Among the records below, determine how many lines have the word "Беларуси" in them; output only the number.

*** Opening of STORED DATA ***

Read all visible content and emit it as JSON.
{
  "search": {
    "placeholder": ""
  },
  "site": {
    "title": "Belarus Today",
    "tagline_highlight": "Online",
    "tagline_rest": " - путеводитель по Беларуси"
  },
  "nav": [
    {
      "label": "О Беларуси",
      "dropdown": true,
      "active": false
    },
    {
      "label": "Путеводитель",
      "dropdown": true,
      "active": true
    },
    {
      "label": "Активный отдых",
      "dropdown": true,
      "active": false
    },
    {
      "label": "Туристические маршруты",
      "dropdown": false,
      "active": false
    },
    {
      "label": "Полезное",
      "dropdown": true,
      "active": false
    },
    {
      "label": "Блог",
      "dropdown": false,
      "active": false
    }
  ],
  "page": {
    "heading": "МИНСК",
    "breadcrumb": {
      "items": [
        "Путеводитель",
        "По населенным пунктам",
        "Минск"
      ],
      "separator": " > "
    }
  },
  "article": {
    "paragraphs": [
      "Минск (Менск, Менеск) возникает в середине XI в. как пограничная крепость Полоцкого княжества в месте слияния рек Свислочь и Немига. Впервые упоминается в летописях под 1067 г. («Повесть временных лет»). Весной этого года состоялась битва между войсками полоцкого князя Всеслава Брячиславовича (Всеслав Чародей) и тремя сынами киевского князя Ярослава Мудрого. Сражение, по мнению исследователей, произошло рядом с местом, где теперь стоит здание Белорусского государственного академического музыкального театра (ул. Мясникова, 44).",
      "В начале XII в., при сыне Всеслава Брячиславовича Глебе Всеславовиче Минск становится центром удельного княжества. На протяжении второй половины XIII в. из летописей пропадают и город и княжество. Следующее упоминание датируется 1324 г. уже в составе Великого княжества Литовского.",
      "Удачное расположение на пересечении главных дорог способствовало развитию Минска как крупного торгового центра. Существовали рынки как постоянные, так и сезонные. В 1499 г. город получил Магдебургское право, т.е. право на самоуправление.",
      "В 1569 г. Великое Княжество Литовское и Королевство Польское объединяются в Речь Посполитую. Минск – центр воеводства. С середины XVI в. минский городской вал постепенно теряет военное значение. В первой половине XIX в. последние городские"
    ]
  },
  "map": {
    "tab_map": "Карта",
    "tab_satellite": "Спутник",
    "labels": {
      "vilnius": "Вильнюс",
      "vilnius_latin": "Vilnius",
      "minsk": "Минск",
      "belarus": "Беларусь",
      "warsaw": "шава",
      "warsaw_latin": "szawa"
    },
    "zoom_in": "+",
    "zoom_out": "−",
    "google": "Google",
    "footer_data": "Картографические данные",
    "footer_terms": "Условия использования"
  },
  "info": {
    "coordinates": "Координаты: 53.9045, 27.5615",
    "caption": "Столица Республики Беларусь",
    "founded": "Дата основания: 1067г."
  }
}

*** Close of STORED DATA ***

- **EXERCISE OUTPUT**: 2